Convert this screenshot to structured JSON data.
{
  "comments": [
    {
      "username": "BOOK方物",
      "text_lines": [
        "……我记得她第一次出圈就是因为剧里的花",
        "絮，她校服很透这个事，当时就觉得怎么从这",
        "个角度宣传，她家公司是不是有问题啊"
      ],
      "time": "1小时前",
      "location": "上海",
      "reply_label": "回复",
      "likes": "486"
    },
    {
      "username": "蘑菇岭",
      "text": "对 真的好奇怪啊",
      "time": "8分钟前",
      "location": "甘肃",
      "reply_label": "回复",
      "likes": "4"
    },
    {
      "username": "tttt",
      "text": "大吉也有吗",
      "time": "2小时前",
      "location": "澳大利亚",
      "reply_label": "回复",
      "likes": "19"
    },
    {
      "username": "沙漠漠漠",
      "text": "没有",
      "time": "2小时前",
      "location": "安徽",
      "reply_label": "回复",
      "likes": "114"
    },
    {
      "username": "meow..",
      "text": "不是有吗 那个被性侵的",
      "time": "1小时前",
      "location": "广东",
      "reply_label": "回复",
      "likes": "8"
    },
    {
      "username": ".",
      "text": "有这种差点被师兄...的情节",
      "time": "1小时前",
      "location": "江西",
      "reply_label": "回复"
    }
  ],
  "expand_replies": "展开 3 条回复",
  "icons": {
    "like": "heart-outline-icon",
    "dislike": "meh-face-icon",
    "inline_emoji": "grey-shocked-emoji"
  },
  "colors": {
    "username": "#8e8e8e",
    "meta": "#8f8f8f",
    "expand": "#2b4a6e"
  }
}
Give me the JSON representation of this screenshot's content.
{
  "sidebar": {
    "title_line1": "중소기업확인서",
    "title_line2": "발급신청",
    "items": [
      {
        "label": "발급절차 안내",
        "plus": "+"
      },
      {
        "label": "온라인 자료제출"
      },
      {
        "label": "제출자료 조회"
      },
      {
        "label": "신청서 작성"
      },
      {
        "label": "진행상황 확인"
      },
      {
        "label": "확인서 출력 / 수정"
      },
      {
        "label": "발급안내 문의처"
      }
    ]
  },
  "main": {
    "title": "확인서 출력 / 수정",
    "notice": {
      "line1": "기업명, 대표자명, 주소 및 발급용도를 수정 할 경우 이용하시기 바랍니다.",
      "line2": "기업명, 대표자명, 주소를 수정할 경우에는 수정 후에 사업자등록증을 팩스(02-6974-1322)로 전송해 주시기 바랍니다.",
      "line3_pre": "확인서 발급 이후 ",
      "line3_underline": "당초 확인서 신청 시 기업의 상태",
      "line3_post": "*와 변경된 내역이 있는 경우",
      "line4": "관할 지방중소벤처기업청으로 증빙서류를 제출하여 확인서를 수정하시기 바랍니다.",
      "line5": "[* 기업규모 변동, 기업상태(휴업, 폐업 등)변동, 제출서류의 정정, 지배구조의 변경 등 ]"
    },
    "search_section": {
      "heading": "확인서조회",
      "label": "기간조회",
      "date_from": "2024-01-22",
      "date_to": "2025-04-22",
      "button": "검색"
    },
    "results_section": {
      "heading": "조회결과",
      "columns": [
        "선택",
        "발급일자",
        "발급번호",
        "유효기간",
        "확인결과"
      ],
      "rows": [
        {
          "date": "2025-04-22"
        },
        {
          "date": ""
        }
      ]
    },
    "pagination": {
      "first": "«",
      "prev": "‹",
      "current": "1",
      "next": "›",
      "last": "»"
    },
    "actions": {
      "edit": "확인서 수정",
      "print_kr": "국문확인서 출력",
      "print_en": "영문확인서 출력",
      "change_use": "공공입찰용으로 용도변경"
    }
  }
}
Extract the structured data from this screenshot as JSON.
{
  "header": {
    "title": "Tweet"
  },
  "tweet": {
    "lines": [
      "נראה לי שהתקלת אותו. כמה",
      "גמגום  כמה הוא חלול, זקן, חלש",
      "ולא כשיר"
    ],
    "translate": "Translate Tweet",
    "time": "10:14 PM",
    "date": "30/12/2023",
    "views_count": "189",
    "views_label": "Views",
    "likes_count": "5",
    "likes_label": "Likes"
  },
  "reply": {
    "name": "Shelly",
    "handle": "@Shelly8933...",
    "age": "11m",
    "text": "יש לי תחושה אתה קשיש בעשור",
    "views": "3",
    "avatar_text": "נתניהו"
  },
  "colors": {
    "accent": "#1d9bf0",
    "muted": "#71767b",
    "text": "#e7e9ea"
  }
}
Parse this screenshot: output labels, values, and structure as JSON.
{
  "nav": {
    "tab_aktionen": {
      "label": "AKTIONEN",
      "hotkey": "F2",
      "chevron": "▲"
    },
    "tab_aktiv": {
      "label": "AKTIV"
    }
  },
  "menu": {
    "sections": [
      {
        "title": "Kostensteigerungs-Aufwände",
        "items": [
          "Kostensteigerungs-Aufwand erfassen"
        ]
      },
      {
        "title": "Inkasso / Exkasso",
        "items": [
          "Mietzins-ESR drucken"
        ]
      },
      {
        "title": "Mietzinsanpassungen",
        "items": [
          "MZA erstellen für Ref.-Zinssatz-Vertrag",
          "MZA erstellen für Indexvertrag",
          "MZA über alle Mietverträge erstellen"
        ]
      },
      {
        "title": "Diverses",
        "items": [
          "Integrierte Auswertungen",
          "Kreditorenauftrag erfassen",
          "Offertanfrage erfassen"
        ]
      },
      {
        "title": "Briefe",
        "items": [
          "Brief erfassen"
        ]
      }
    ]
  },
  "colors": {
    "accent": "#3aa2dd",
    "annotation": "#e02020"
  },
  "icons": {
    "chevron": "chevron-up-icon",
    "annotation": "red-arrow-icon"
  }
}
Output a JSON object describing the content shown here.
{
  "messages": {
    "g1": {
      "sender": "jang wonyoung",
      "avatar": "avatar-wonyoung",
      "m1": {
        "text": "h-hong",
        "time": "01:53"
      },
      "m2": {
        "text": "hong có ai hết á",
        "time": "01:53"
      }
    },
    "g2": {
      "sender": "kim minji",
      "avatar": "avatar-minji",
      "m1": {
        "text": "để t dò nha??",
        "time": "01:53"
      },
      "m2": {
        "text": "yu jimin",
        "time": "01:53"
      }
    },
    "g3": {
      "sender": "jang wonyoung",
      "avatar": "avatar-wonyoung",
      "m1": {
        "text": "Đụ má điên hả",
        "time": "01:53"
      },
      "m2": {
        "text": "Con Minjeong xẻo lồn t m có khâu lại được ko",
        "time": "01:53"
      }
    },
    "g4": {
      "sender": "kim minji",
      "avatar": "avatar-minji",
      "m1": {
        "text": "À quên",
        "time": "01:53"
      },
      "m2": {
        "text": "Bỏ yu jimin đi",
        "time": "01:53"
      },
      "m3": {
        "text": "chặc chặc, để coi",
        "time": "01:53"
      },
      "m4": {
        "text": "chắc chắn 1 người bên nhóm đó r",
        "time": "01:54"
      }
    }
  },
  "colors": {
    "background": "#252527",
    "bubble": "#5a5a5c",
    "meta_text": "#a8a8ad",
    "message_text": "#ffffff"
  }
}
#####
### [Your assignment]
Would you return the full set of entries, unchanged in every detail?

### [Your response]
Convert this screenshot to structured JSON data.
{
  "comments": [
    {
      "username": "BOOK方物",
      "text_lines": [
        "……我记得她第一次出圈就是因为剧里的花",
        "絮，她校服很透这个事，当时就觉得怎么从这",
        "个角度宣传，她家公司是不是有问题啊"
      ],
      "time": "1小时前",
      "location": "上海",
      "reply_label": "回复",
      "likes": "486"
    },
    {
      "username": "蘑菇岭",
      "text": "对 真的好奇怪啊",
      "time": "8分钟前",
      "location": "甘肃",
      "reply_label": "回复",
      "likes": "4"
    },
    {
      "username": "tttt",
      "text": "大吉也有吗",
      "time": "2小时前",
      "location": "澳大利亚",
      "reply_label": "回复",
      "likes": "19"
    },
    {
      "username": "沙漠漠漠",
      "text": "没有",
      "time": "2小时前",
      "location": "安徽",
      "reply_label": "回复",
      "likes": "114"
    },
    {
      "username": "meow..",
      "text": "不是有吗 那个被性侵的",
      "time": "1小时前",
      "location": "广东",
      "reply_label": "回复",
      "likes": "8"
    },
    {
      "username": ".",
      "text": "有这种差点被师兄...的情节",
      "time": "1小时前",
      "location": "江西",
      "reply_label": "回复"
    }
  ],
  "expand_replies": "展开 3 条回复",
  "icons": {
    "like": "heart-outline-icon",
    "dislike": "meh-face-icon",
    "inline_emoji": "grey-shocked-emoji"
  },
  "colors": {
    "username": "#8e8e8e",
    "meta": "#8f8f8f",
    "expand": "#2b4a6e"
  }
}
Give me the JSON representation of this screenshot's content.
{
  "sidebar": {
    "title_line1": "중소기업확인서",
    "title_line2": "발급신청",
    "items": [
      {
        "label": "발급절차 안내",
        "plus": "+"
      },
      {
        "label": "온라인 자료제출"
      },
      {
        "label": "제출자료 조회"
      },
      {
        "label": "신청서 작성"
      },
      {
        "label": "진행상황 확인"
      },
      {
        "label": "확인서 출력 / 수정"
      },
      {
        "label": "발급안내 문의처"
      }
    ]
  },
  "main": {
    "title": "확인서 출력 / 수정",
    "notice": {
      "line1": "기업명, 대표자명, 주소 및 발급용도를 수정 할 경우 이용하시기 바랍니다.",
      "line2": "기업명, 대표자명, 주소를 수정할 경우에는 수정 후에 사업자등록증을 팩스(02-6974-1322)로 전송해 주시기 바랍니다.",
      "line3_pre": "확인서 발급 이후 ",
      "line3_underline": "당초 확인서 신청 시 기업의 상태",
      "line3_post": "*와 변경된 내역이 있는 경우",
      "line4": "관할 지방중소벤처기업청으로 증빙서류를 제출하여 확인서를 수정하시기 바랍니다.",
      "line5": "[* 기업규모 변동, 기업상태(휴업, 폐업 등)변동, 제출서류의 정정, 지배구조의 변경 등 ]"
    },
    "search_section": {
      "heading": "확인서조회",
      "label": "기간조회",
      "date_from": "2024-01-22",
      "date_to": "2025-04-22",
      "button": "검색"
    },
    "results_section": {
      "heading": "조회결과",
      "columns": [
        "선택",
        "발급일자",
        "발급번호",
        "유효기간",
        "확인결과"
      ],
      "rows": [
        {
          "date": "2025-04-22"
        },
        {
          "date": ""
        }
      ]
    },
    "pagination": {
      "first": "«",
      "prev": "‹",
      "current": "1",
      "next": "›",
      "last": "»"
    },
    "actions": {
      "edit": "확인서 수정",
      "print_kr": "국문확인서 출력",
      "print_en": "영문확인서 출력",
      "change_use": "공공입찰용으로 용도변경"
    }
  }
}
Extract the structured data from this screenshot as JSON.
{
  "header": {
    "title": "Tweet"
  },
  "tweet": {
    "lines": [
      "נראה לי שהתקלת אותו. כמה",
      "גמגום  כמה הוא חלול, זקן, חלש",
      "ולא כשיר"
    ],
    "translate": "Translate Tweet",
    "time": "10:14 PM",
    "date": "30/12/2023",
    "views_count": "189",
    "views_label": "Views",
    "likes_count": "5",
    "likes_label": "Likes"
  },
  "reply": {
    "name": "Shelly",
    "handle": "@Shelly8933...",
    "age": "11m",
    "text": "יש לי תחושה אתה קשיש בעשור",
    "views": "3",
    "avatar_text": "נתניהו"
  },
  "colors": {
    "accent": "#1d9bf0",
    "muted": "#71767b",
    "text": "#e7e9ea"
  }
}
Parse this screenshot: output labels, values, and structure as JSON.
{
  "nav": {
    "tab_aktionen": {
      "label": "AKTIONEN",
      "hotkey": "F2",
      "chevron": "▲"
    },
    "tab_aktiv": {
      "label": "AKTIV"
    }
  },
  "menu": {
    "sections": [
      {
        "title": "Kostensteigerungs-Aufwände",
        "items": [
          "Kostensteigerungs-Aufwand erfassen"
        ]
      },
      {
        "title": "Inkasso / Exkasso",
        "items": [
          "Mietzins-ESR drucken"
        ]
      },
      {
        "title": "Mietzinsanpassungen",
        "items": [
          "MZA erstellen für Ref.-Zinssatz-Vertrag",
          "MZA erstellen für Indexvertrag",
          "MZA über alle Mietverträge erstellen"
        ]
      },
      {
        "title": "Diverses",
        "items": [
          "Integrierte Auswertungen",
          "Kreditorenauftrag erfassen",
          "Offertanfrage erfassen"
        ]
      },
      {
        "title": "Briefe",
        "items": [
          "Brief erfassen"
        ]
      }
    ]
  },
  "colors": {
    "accent": "#3aa2dd",
    "annotation": "#e02020"
  },
  "icons": {
    "chevron": "chevron-up-icon",
    "annotation": "red-arrow-icon"
  }
}
Output a JSON object describing the content shown here.
{
  "messages": {
    "g1": {
      "sender": "jang wonyoung",
      "avatar": "avatar-wonyoung",
      "m1": {
        "text": "h-hong",
        "time": "01:53"
      },
      "m2": {
        "text": "hong có ai hết á",
        "time": "01:53"
      }
    },
    "g2": {
      "sender": "kim minji",
      "avatar": "avatar-minji",
      "m1": {
        "text": "để t dò nha??",
        "time": "01:53"
      },
      "m2": {
        "text": "yu jimin",
        "time": "01:53"
      }
    },
    "g3": {
      "sender": "jang wonyoung",
      "avatar": "avatar-wonyoung",
      "m1": {
        "text": "Đụ má điên hả",
        "time": "01:53"
      },
      "m2": {
        "text": "Con Minjeong xẻo lồn t m có khâu lại được ko",
        "time": "01:53"
      }
    },
    "g4": {
      "sender": "kim minji",
      "avatar": "avatar-minji",
      "m1": {
        "text": "À quên",
        "time": "01:53"
      },
      "m2": {
        "text": "Bỏ yu jimin đi",
        "time": "01:53"
      },
      "m3": {
        "text": "chặc chặc, để coi",
        "time": "01:53"
      },
      "m4": {
        "text": "chắc chắn 1 người bên nhóm đó r",
        "time": "01:54"
      }
    }
  },
  "colors": {
    "background": "#252527",
    "bubble": "#5a5a5c",
    "meta_text": "#a8a8ad",
    "message_text": "#ffffff"
  }
}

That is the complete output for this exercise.